I'm a frequent enough patron of the halal food truck near where I work that they recognize me and know my order (falafel). I don't eat the meat, but I find myself wondering about it as an intellectual question. I don't have enough information to answer the question, and even if I were to answer it in the affirmative, I'm not sure I would actually act on it -- as a flexitarian meat-reductionist, I don't feel like I need to give myself more opportunities to eat meat. But it's still an interesting question to ponder.
As I understand it, kosher meat and halal meat both must be slaughtered by a particular process and the processes are similar, and both must have the blood removed. So the question is: can someone who keeps kosher eat halal meat (from a kosher species)?

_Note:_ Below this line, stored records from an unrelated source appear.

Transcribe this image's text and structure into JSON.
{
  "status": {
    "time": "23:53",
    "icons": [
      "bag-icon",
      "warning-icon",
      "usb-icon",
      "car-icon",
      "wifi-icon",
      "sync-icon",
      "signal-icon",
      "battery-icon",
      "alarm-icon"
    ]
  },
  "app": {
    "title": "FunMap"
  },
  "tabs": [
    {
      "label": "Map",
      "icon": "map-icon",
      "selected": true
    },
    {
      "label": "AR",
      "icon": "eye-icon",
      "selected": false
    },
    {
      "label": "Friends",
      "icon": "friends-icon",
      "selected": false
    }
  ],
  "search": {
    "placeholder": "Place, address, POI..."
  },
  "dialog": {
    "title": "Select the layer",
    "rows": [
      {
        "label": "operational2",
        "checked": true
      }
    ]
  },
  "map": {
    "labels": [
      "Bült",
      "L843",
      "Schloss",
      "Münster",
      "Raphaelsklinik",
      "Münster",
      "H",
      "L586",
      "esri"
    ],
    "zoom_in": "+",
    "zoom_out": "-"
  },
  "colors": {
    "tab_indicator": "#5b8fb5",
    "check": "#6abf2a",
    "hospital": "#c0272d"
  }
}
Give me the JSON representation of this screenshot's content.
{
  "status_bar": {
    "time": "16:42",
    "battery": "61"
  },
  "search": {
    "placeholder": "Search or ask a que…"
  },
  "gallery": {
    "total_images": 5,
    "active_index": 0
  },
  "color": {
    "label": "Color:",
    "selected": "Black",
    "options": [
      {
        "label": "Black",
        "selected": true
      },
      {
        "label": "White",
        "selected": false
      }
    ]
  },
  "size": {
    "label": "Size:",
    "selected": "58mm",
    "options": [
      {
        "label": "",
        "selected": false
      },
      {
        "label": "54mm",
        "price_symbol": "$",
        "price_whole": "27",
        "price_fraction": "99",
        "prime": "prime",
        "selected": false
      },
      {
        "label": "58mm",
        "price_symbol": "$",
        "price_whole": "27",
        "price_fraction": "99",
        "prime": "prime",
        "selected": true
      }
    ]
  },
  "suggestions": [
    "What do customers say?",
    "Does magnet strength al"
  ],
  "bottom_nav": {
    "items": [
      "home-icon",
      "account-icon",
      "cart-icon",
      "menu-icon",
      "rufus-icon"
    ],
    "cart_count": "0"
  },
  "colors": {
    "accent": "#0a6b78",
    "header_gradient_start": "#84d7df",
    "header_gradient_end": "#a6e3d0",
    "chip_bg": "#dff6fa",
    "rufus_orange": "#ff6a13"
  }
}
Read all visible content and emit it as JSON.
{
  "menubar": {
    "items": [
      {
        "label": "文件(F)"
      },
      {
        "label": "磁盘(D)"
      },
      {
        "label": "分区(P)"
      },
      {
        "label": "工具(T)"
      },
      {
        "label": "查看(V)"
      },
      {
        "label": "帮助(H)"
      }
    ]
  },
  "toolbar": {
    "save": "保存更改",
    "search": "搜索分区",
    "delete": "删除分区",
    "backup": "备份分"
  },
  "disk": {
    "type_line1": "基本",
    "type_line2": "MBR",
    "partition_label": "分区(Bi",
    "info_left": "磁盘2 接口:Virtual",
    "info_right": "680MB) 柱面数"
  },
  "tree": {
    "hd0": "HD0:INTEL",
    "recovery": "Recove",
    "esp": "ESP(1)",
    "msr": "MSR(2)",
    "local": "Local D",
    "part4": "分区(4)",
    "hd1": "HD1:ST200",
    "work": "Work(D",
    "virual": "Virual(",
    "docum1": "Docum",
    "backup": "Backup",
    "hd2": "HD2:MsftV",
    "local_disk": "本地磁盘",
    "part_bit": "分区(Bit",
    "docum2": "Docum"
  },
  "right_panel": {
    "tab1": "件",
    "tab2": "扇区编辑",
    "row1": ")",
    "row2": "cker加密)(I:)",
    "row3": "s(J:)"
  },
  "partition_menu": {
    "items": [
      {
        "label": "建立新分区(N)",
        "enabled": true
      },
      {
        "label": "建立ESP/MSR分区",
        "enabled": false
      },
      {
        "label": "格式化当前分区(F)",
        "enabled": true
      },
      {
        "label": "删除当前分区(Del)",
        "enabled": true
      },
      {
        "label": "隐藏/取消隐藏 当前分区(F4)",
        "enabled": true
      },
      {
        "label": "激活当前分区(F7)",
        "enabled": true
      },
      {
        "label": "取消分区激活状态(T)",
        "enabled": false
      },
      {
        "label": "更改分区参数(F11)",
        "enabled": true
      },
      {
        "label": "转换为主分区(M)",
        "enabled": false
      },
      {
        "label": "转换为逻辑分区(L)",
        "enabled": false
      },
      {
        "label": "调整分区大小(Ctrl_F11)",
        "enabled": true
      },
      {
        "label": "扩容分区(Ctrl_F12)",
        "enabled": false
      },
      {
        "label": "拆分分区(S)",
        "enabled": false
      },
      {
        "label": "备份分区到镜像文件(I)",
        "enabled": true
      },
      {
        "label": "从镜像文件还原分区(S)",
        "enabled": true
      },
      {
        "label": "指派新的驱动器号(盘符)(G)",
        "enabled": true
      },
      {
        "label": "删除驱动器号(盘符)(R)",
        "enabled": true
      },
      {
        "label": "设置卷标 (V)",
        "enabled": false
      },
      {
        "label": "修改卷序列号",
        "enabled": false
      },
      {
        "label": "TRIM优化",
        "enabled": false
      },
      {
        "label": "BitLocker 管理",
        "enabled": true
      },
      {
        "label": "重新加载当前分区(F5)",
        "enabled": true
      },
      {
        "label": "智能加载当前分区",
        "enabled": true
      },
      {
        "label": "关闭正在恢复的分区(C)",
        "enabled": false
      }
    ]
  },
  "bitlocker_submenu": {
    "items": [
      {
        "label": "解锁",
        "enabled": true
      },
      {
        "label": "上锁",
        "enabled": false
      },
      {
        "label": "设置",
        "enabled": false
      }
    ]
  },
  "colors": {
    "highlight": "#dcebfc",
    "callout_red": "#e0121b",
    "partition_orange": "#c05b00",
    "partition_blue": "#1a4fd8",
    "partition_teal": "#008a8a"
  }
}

The most obvious answer is "No, of course not!" This is because kosher meat must be slaughtered by a Jew, a requirement that is obviously not met by halal meat. But what if we weren't concerned about this particular requirement? This change might be motivated by a sense of inclusion: Muslims are "people of the book" (as it were), and their slaughter is also performed in the name of the One God, and not idolatry. Or it might be motivated by the opposite sentiment: outside of Hazon conferences, liberal Jewish communities generally don't do their own slaughter, and so the Jews who slaughter the meat that we eat are far outside our communities, and are so alien that it wouldn't make much of a difference if they were Muslim. Or some linear combination of both reasons. So if this requirement were to be lifted, would it be ok to eat halal meat?
For beef or lamb, the answer is still no. In mammals, the gid hanasheh (sciatic nerve) and cheilev (the fats that would have been offered on the altar) are not kosher and must be removed. (This is done by the butcher before selling the meat.) Halal meat has no such rules, and therefore must be under the presumption of containing these forbidden parts. Most of us casual meat-eaters can't look at meat and identify what part of the animal it comes from (especially when it's in shwarma form).
But what about halal chicken? Gid hanasheh and cheilev don't apply to birds, and my recollection is that the regulations for slaughtering birds are less strict than for mammals. So the question is whether the procedure for slaughtering halal birds would qualify under the rules of slaughtering kosher birds, and likewise for the procedures for removing blood from halal/kosher meat. I can't answer these questions; I haven't studied shechitah in any depth (beyond the Mishnah, and that was a long time ago), and don't know the specifics of halal slaughter. (And if I'm going to study any masechet in the next few months, it's going to be Kiddushin.) So can anyone with more knowledge on the subject weigh in on this question?